Graves and Gravestones of Cape Cod, Part I: A Murder Victim, a Curse, and a Depressed Cemetery

September 23, 2020 — We spent a week on Cape Cod earlier this month. I only like beaches in that being at one puts me closer to shellfish dinners and the weird wonders of tide pools. I don’t like beaches for swimming or sunning or doing anything atop an expanse of bland sand. But the kids love water, so we went to Cape Cod. Still, we balanced out those trips to the sand with trips to cemeteries and saw lots of graves on this vacation. But don’t take my word for it. Take my words for it.

Grave of the Lady of the Dunes (Provincetown)

She was found in the summer of 1974 among the Racine Dunes of Provincetown, both hands and one forearm missing, teeth gone, naked, almost severed head lying on a blue bandana and pair of jeans. I know, I know. You were just reading about my kids having fun at the beach. Nobody knew who she was or who killed her, but you can go deep down an internet hole looking into this cold case. There have been plenty of suspect theories and three different exhumations, and while she hasn’t received justice, she has received a nickname, the Lady of the Dunes.

In 2015, author Joe Hill sent us down another Internet hole when he observed that an extra in the background of Jaws seemed to look like the composites of the Lady in the Dunes, and that she was wearing jeans and a blue bandana. On top of that, Jaws was filmed that same summer of 1974 and about a 100 miles from Provincetown.

Whoever she was, her grave is in St. Peter’s Cemetery at the bottom of the steep hill beside the church. The grave refers to her as an “unidentified female body.” After we saw it, we drove through the Racine Dunes, and at some point we’ll rewatch Jaws. Or the backgrounds of Jaws.

Grave with a Curse (Yarmouth Port)

The place was called Ancient Cemetery, but I was headed to a relatively new gravestone, one of the few times I’ve done that in my life. The stone I wanted to see was placed in the 1980s above the earthly remains of Mary C. Dolencie. Her grave is a simple square of rock, but her epitaph is fire and brimstone.

She’s in section J3, not too far away from the storage shed. On one side of the stone is her name and “best used by” dates, 1906-1985. On the other, the following inscription:
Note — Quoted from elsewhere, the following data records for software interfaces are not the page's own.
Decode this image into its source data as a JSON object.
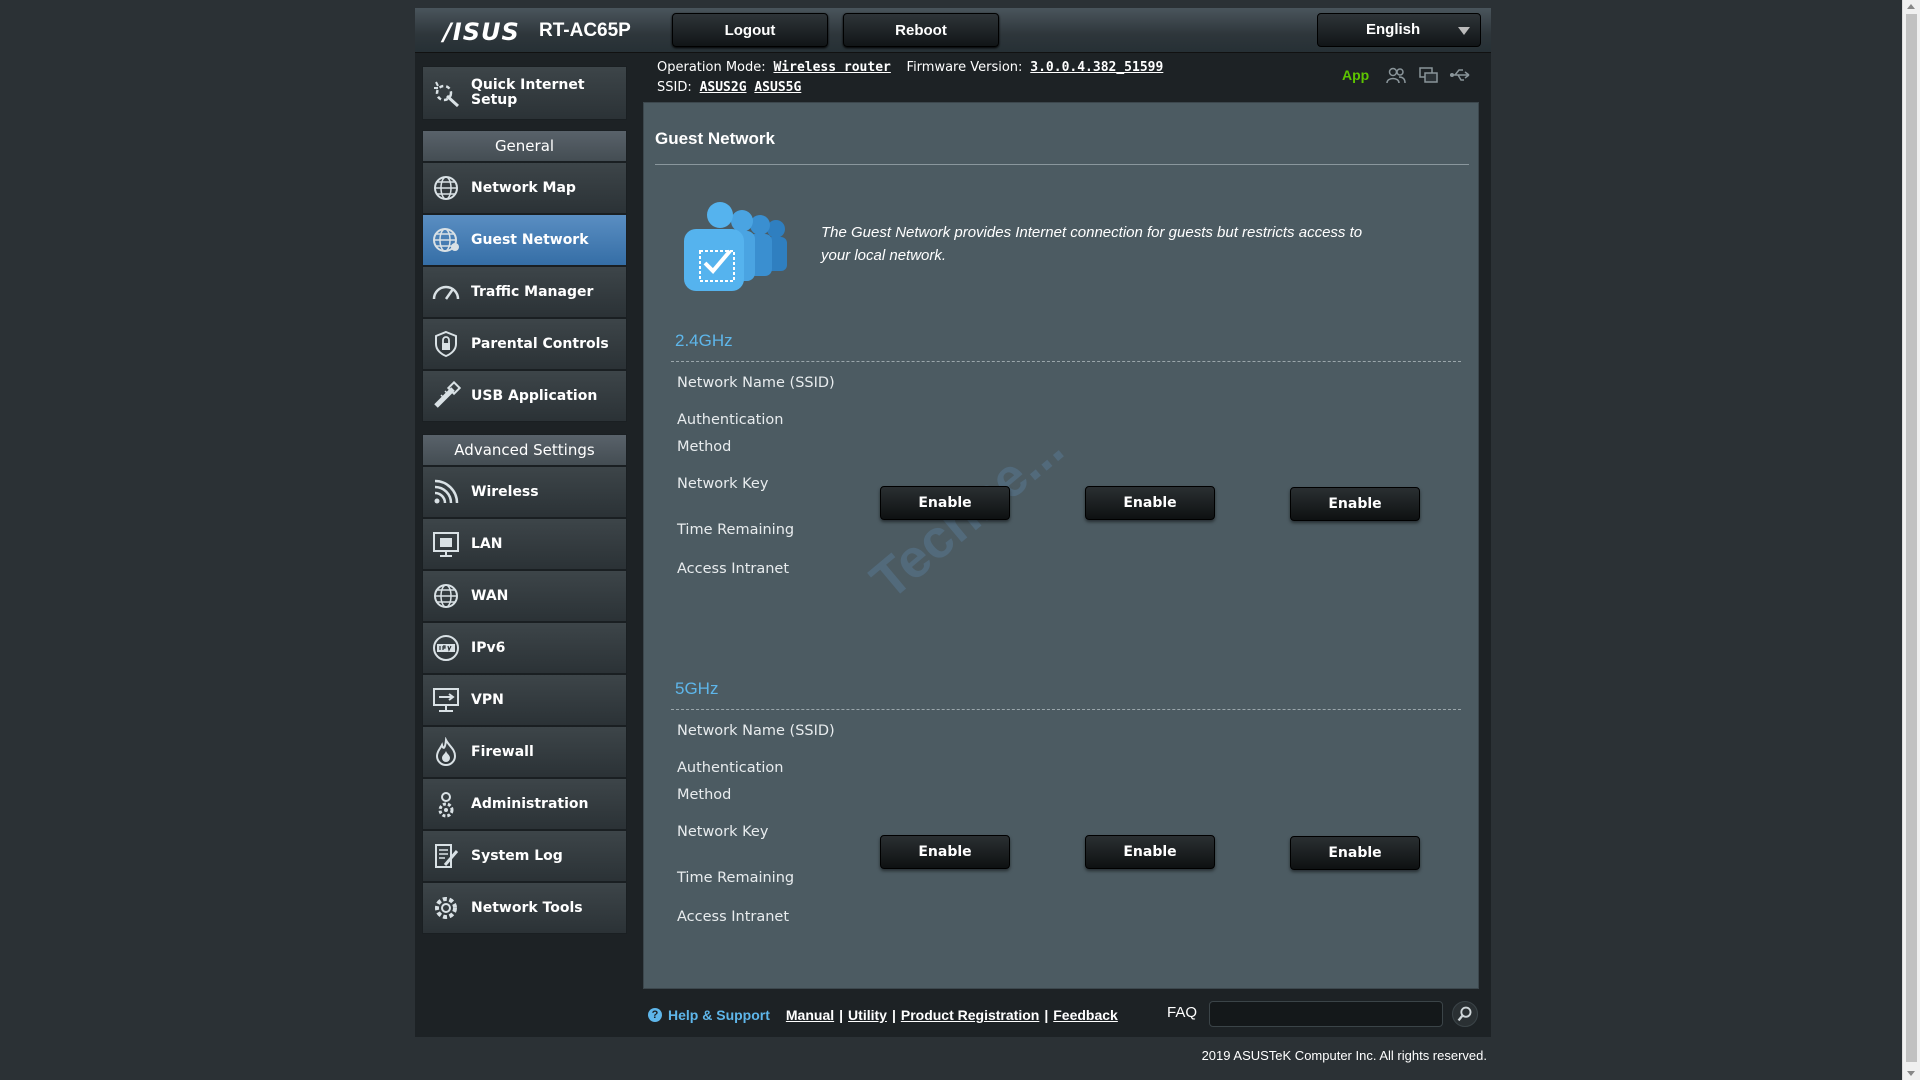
{
  "header": {
    "logo": "/ISUS",
    "model": "RT-AC65P",
    "logout_label": "Logout",
    "reboot_label": "Reboot",
    "language": "English"
  },
  "info": {
    "operation_mode_label": "Operation Mode:",
    "operation_mode_value": "Wireless router",
    "firmware_label": "Firmware Version:",
    "firmware_value": "3.0.0.4.382_51599",
    "ssid_label": "SSID:",
    "ssid_2g": "ASUS2G",
    "ssid_5g": "ASUS5G",
    "app_label": "App"
  },
  "sidebar": {
    "quick_setup": "Quick Internet Setup",
    "general_header": "General",
    "general_items": [
      {
        "label": "Network Map",
        "icon": "globe-icon"
      },
      {
        "label": "Guest Network",
        "icon": "guest-globe-icon"
      },
      {
        "label": "Traffic Manager",
        "icon": "speedometer-icon"
      },
      {
        "label": "Parental Controls",
        "icon": "lock-shield-icon"
      },
      {
        "label": "USB Application",
        "icon": "usb-icon"
      }
    ],
    "advanced_header": "Advanced Settings",
    "advanced_items": [
      {
        "label": "Wireless",
        "icon": "wifi-icon"
      },
      {
        "label": "LAN",
        "icon": "lan-icon"
      },
      {
        "label": "WAN",
        "icon": "wan-globe-icon"
      },
      {
        "label": "IPv6",
        "icon": "ipv6-icon"
      },
      {
        "label": "VPN",
        "icon": "vpn-icon"
      },
      {
        "label": "Firewall",
        "icon": "fire-icon"
      },
      {
        "label": "Administration",
        "icon": "admin-gear-icon"
      },
      {
        "label": "System Log",
        "icon": "log-icon"
      },
      {
        "label": "Network Tools",
        "icon": "tools-gear-icon"
      }
    ]
  },
  "content": {
    "title": "Guest Network",
    "description": "The Guest Network provides Internet connection for guests but restricts access to your local network.",
    "watermark": "Techne...",
    "bands": [
      {
        "name": "2.4GHz",
        "labels": {
          "ssid": "Network Name (SSID)",
          "auth1": "Authentication",
          "auth2": "Method",
          "key": "Network Key",
          "time": "Time Remaining",
          "intranet": "Access Intranet"
        },
        "buttons": [
          "Enable",
          "Enable",
          "Enable"
        ]
      },
      {
        "name": "5GHz",
        "labels": {
          "ssid": "Network Name (SSID)",
          "auth1": "Authentication",
          "auth2": "Method",
          "key": "Network Key",
          "time": "Time Remaining",
          "intranet": "Access Intranet"
        },
        "buttons": [
          "Enable",
          "Enable",
          "Enable"
        ]
      }
    ]
  },
  "footer": {
    "help": "Help & Support",
    "links": [
      "Manual",
      "Utility",
      "Product Registration",
      "Feedback"
    ],
    "faq": "FAQ",
    "copyright": "2019 ASUSTeK Computer Inc. All rights reserved."
  },
  "colors": {
    "accent_blue": "#5eb6ea",
    "app_green": "#5dc400",
    "active_item": "#4a80b8"
  }
}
May eternal damnation be upon those in Whaling Port who, without knowing me, have maliciously vilified me. May the curse of God be upon them and theirs.

That’s right. She didn’t pay to have her life summarized, her best features immortalized, or to impart hard-won wisdom. She cursed the neighborhood in which she had lived.

Whaling Port is a subdivision in Yarmouth Port, and while the mid-to-late 20th century isn’t an ancient time, those decades are still far enough back that the events that inspired that dramatic curse are vague and unknown and starting to accrete lore.

Some say she had too many cats, that the cats attracted coyotes, that those coyotes ate her neighbors’ pets. That she fed the pigeons, making a mess of the neighborhood. That she shined lights into her neighbors’ windows. Mostly minor, but annoying stuff, that probably resulted in few awkward conversations and “get-off-my-property”-type arguments in the ’hood. I mean, she was probably “that neighbor.” We’ve all got one. And hopefully they don’t read our blogs.

But she thought her neighbors were out to get her and her cats and her pigeons and her coyotes, so she left them a stone middle finger under perpetual care. Apparently, an effort was made to bar that inscription, either by her neighbors or the MSPCA to which she left her estate, but the stone carver stayed firm. He’d been paid, given instructions, and, I have to think, knew what a rare opportunity he had to engrave a curse into a gravestone. And I’m glad he did. 

A Depressed Cemetery (Wellfleet)

Duck Creek Cemetery dates back to around 1740, when it was also the site of the area’s congregational meeting house. It’s full of sea captains and skull-topped stones and grave slates broken into sharp shards. Many of its white stones and tree limbs sport matching yellow fungus growths, and it’s most notable feature is how the whole thing slopes to a depression in the center. Some kind of gully or kettle hole, like you’re at the bottom of a giant antlion pit of the dead. There’s not a lot of information about the cemetery out there, so I have to resort to such imagery as “giant antlion pit of the dead.”

Continue to Part II!